Every line of the data below that holds the string "icon" needs to be reported.

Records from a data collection

┄┄┄┄┄┄

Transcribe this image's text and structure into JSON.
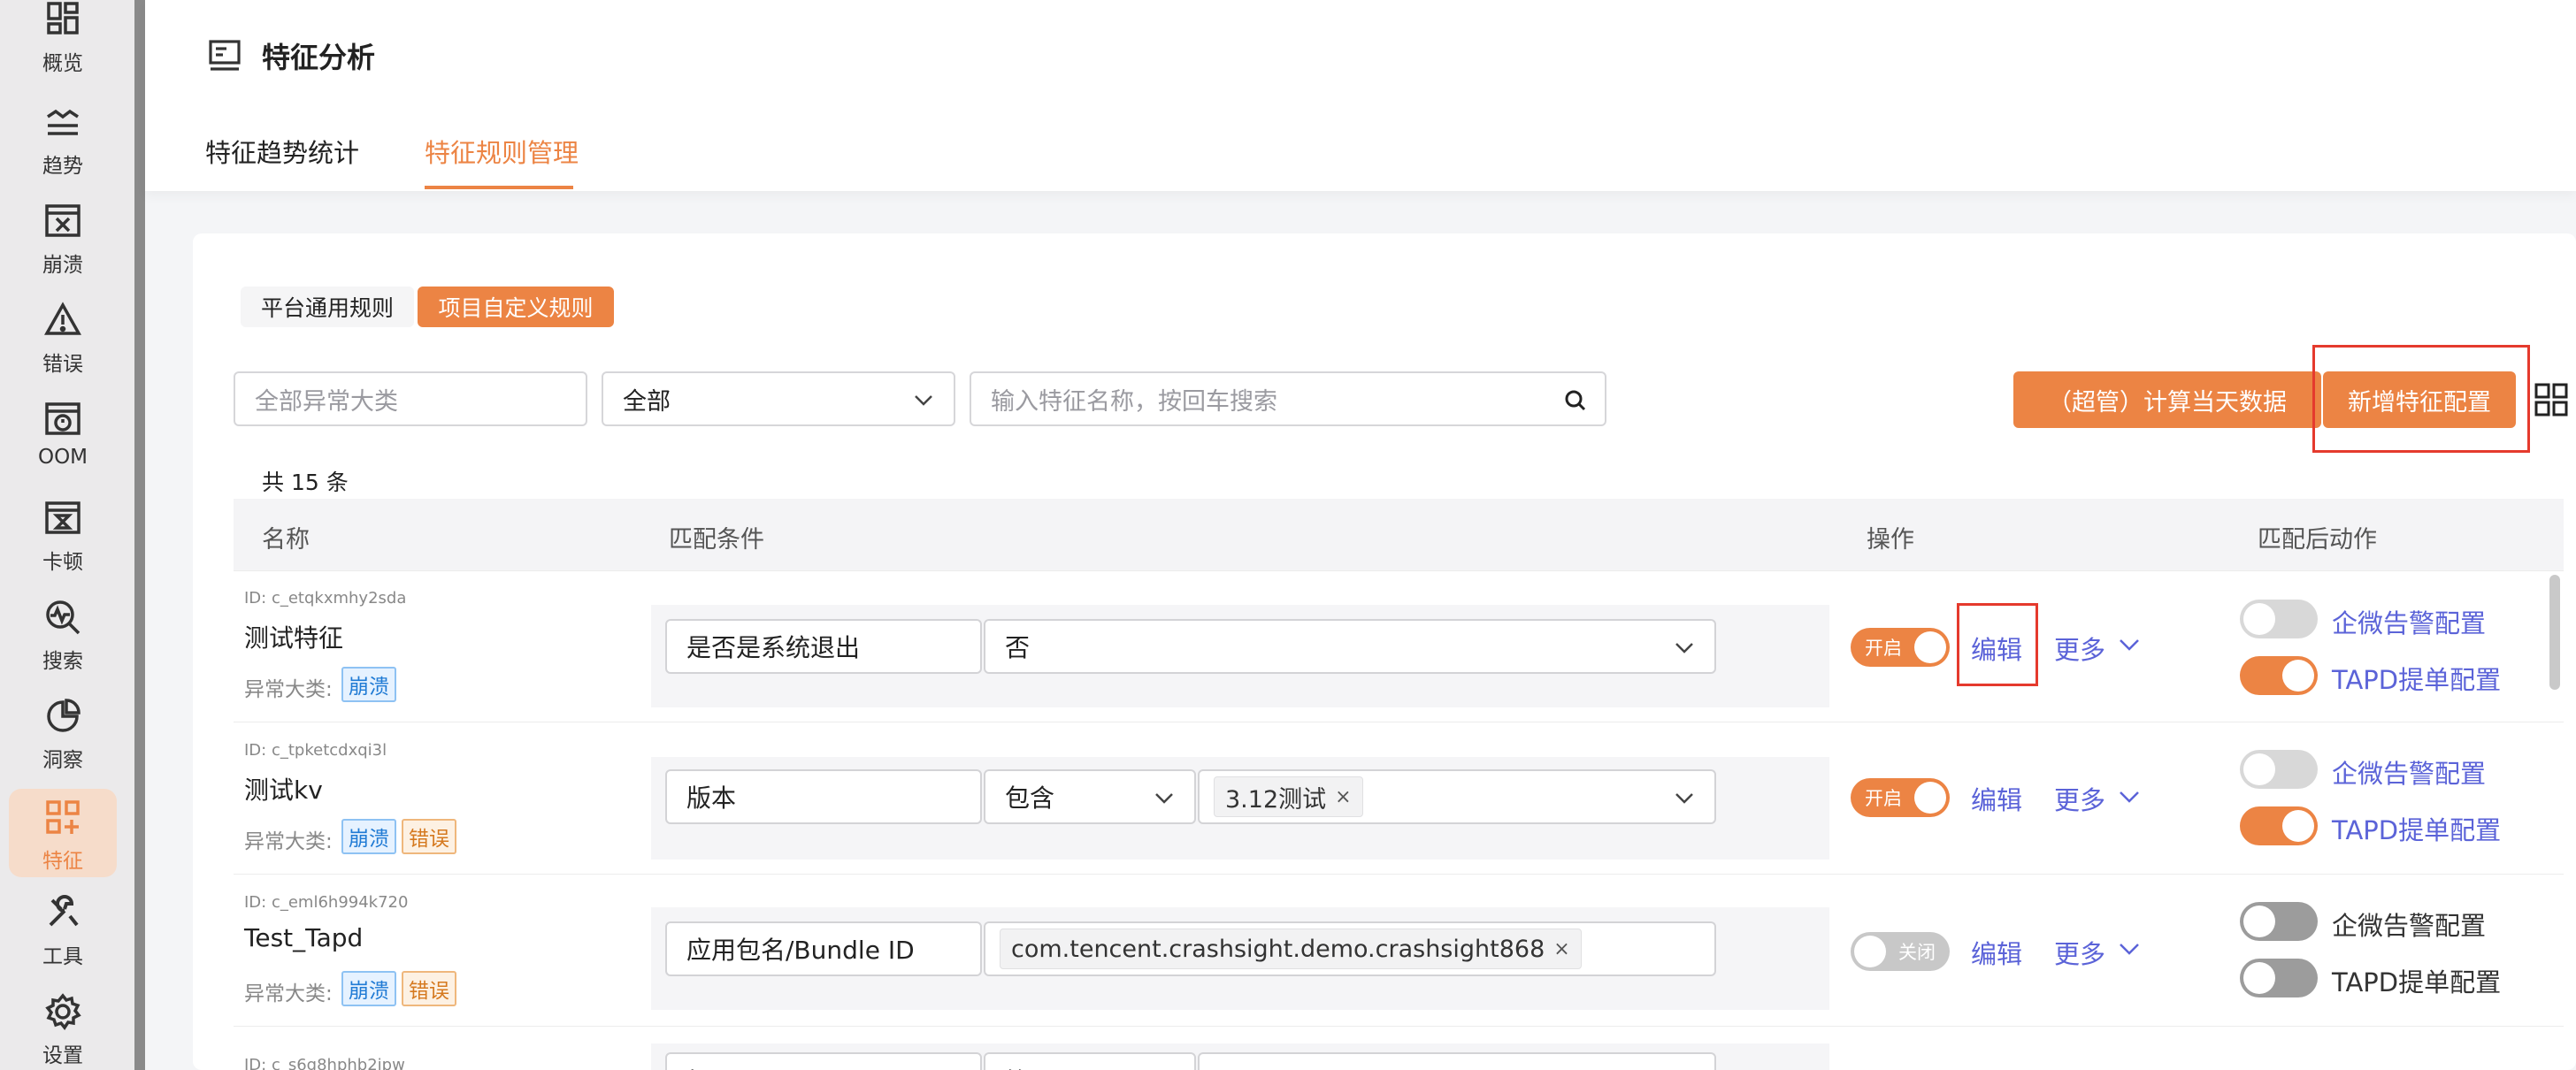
{
  "sidebar": {
    "items": [
      {
        "label": "概览",
        "icon": "dashboard-icon"
      },
      {
        "label": "趋势",
        "icon": "trend-icon"
      },
      {
        "label": "崩溃",
        "icon": "crash-icon"
      },
      {
        "label": "错误",
        "icon": "warning-icon"
      },
      {
        "label": "OOM",
        "icon": "memory-icon"
      },
      {
        "label": "卡顿",
        "icon": "hourglass-icon"
      },
      {
        "label": "搜索",
        "icon": "search-pulse-icon"
      },
      {
        "label": "洞察",
        "icon": "insight-pie-icon"
      },
      {
        "label": "特征",
        "icon": "feature-grid-icon",
        "active": true
      },
      {
        "label": "工具",
        "icon": "tools-icon"
      },
      {
        "label": "设置",
        "icon": "gear-icon"
      }
    ]
  },
  "header": {
    "title": "特征分析",
    "tabs": [
      {
        "label": "特征趋势统计"
      },
      {
        "label": "特征规则管理",
        "active": true
      }
    ]
  },
  "toolbar": {
    "segment_platform": "平台通用规则",
    "segment_project": "项目自定义规则",
    "category_placeholder": "全部异常大类",
    "status_select": "全部",
    "search_placeholder": "输入特征名称，按回车搜索",
    "compute_button": "（超管）计算当天数据",
    "add_button": "新增特征配置"
  },
  "table": {
    "total": "共 15 条",
    "columns": [
      "名称",
      "匹配条件",
      "操作",
      "匹配后动作"
    ],
    "category_label": "异常大类:",
    "edit_label": "编辑",
    "more_label": "更多",
    "wecom_label": "企微告警配置",
    "tapd_label": "TAPD提单配置",
    "rows": [
      {
        "id": "ID: c_etqkxmhy2sda",
        "name": "测试特征",
        "tags": [
          "崩溃"
        ],
        "field": "是否是系统退出",
        "value": "否",
        "status": "开启",
        "wecom_on": false,
        "tapd_on": true
      },
      {
        "id": "ID: c_tpketcdxqi3l",
        "name": "测试kv",
        "tags": [
          "崩溃",
          "错误"
        ],
        "field": "版本",
        "operator": "包含",
        "chip": "3.12测试",
        "status": "开启",
        "wecom_on": false,
        "tapd_on": true
      },
      {
        "id": "ID: c_eml6h994k720",
        "name": "Test_Tapd",
        "tags": [
          "崩溃",
          "错误"
        ],
        "field": "应用包名/Bundle ID",
        "chip": "com.tencent.crashsight.demo.crashsight868",
        "status": "关闭",
        "wecom_on": false,
        "tapd_on": false
      },
      {
        "id": "ID: c_s6g8hphb2ipw",
        "field": "标题",
        "operator": "等于"
      }
    ]
  },
  "colors": {
    "accent": "#ec8444",
    "link": "#5b63d8",
    "highlight_box": "#e53a2d"
  }
}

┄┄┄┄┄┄

• [WRITTEN ANSWER]:
        "icon": "dashboard-icon"
        "icon": "trend-icon"
        "icon": "crash-icon"
        "icon": "warning-icon"
        "icon": "memory-icon"
        "icon": "hourglass-icon"
        "icon": "search-pulse-icon"
        "icon": "insight-pie-icon"
        "icon": "feature-grid-icon",
        "icon": "tools-icon"
        "icon": "gear-icon"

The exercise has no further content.